Of course, there was going to be more Prince on my list....c'maaaaaahhhhn! Lovesexy is Prince at one of his most brilliant moments. His tenth studio album was released on May 10, 1988, just over a year after Sign O' the Times which received critical praise and a Grammy nomination for Album of the Year Coincidentally, the 30 year anniversary was a couple of days ago on May 10. Lovesexy was issued as a substitute record after the last minute cancellation of the infamous Black Album which was planned for release as a follow up to Sign O' the Times but wouldn't officially see the light of day for many years.Read More
I know that this is a series of "favorite" albums but I think that I should call it my top 10 most influential albums. The albums on this list of mine did not only shape my formative years as a young musician but also influenced the way that I showed up in the world. "1999" comes in third on my list.
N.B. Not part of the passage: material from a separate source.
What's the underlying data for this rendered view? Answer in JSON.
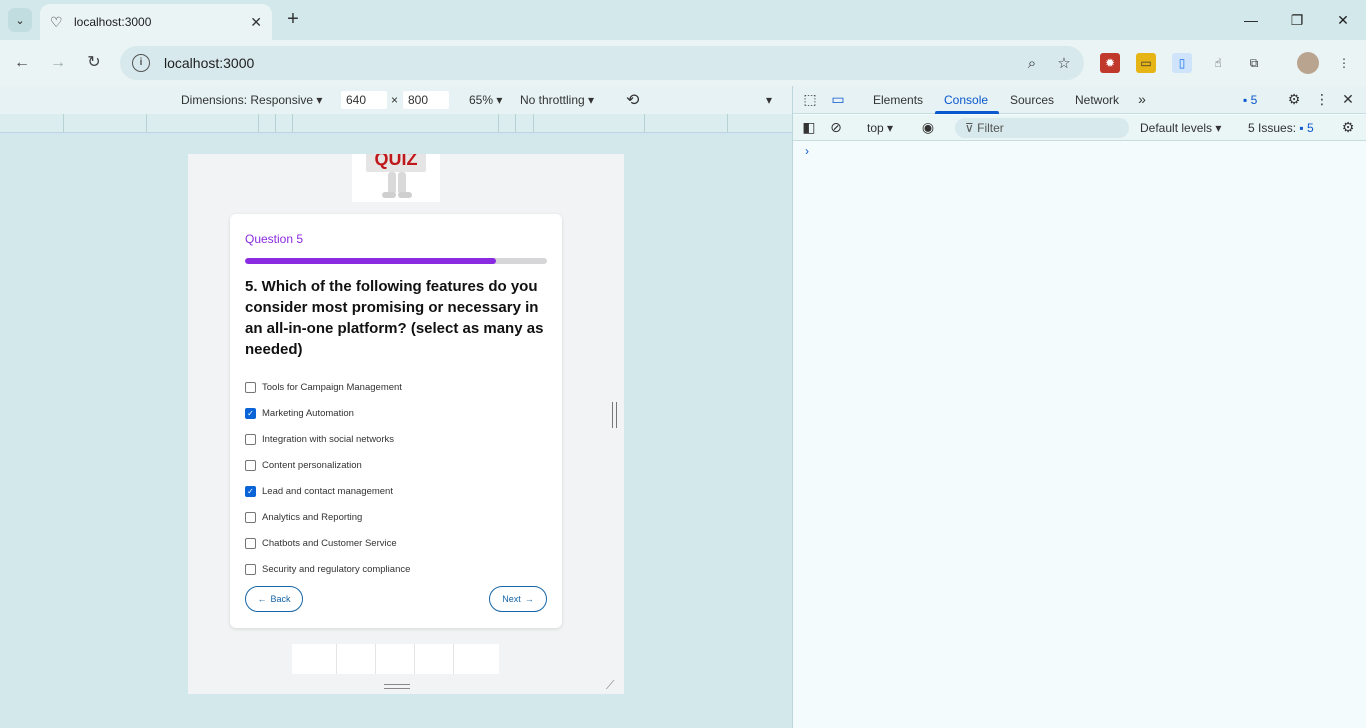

Look, Prince was to my 12-year-old self in 1982 what Bruno Mars or Beyonce is to kids of a similar age today. I'm certainly not comparing their talents but the extent of their popularity. And, its really worth mentioning that although "1999" makes the list it's also everything happening in MPLS; The Time, Vanity 6...the first glimpses into the Purple Universe, like the Marvel Universe with a 23-year-old Prince at the helm.
"1999" to Prince from the garage rock of "Dirty Mind" to (then) high-tech electro funk and threw off the shackles of the 3-minute pop song. "1999", an 11 song double album doesn't have a song on it under 4 minutes but rarely was I even close to bored. Songs like "Automatic", "Let's Pretend We're Married" and "International Lover" spoke loudly to my curious adolescent self while "D.M.S.R", "Lady Cab Driver" and "All the Critics Love You in New York" attracted the budding young funkateer.
Since I'm a bass player and you may be reading this directly from my blog I should mention something about the role "bass" plays on this record. It's almost more about the way bass isn't played. The bass is a sound or feeling supplied either by the bass guitar or synth and is never on display. Nothing is ever on display save for vocals. Everything other sound is a support player in a larger story. Take a song like "1999" where you only hear the groove in solid lock with the kick from on beats 1 & 3, the same on "Little Red Corvette". "Lady Cab Driver" is a great example of that MPLS "rumble" where the percussive aspect of the bass, the 'non-notes' are what make it so greasy, so funky. What isn't played is just as, if not more important than what is!
Day 2 - Top 10 favorite albums
Prince - Dirty Mind
I got the single “Uptown” as a gift in 1980 in a stack of 45s given to me by my auntie. This was the lead single from Prince’s third album, “Dirty Mind” which, in my opinion, marked the first real introduction to the Prince persona that the world would come to know throughout the 80’s.
It’s rock, it’s funk, it’s new wave. It was on the funkin’ edge, man. For me, the song “Uptown” fed into my imagination in a pretty profound way. The vision of a utopia where people were free to be who they wanted to be
“Now, where I come from we don't give a damn
We do whatever we please
It ain't about no downtown, nowhere-bound, narrow-minded drag
It's all about being free
Everybody's going uptown
It's where I want to be
This is, oddly enough - considering how funky bass playing was in this golden era - the first place I really feel like I noticed bass. I’ve credited this song as being the one that made me want to be a bassist which may be a bit of a stretch but it definitely had a profound impact on me.
“Dirty Mind” is indeed pretty out there for the times with songs like “Head” and “Sister” but it just isn’t about the dirty part. The grooves are insane. I mean absolutely insane. The rhythm playing is quintessential cake, pocket for days and days just the right amount of synth and guitar icing. I also think that this really marks the entrance of that rhythm guitar playing that has become so synonymous with the MPLS vibe particularly on “Party Up”. This album truly is “Revolutionary Rock & Roll”.
Still relevant lyric:
“Because of their half-baked mistakes
We get ice cream, no cake, all lies, no truth
Is it fair to kill the youth?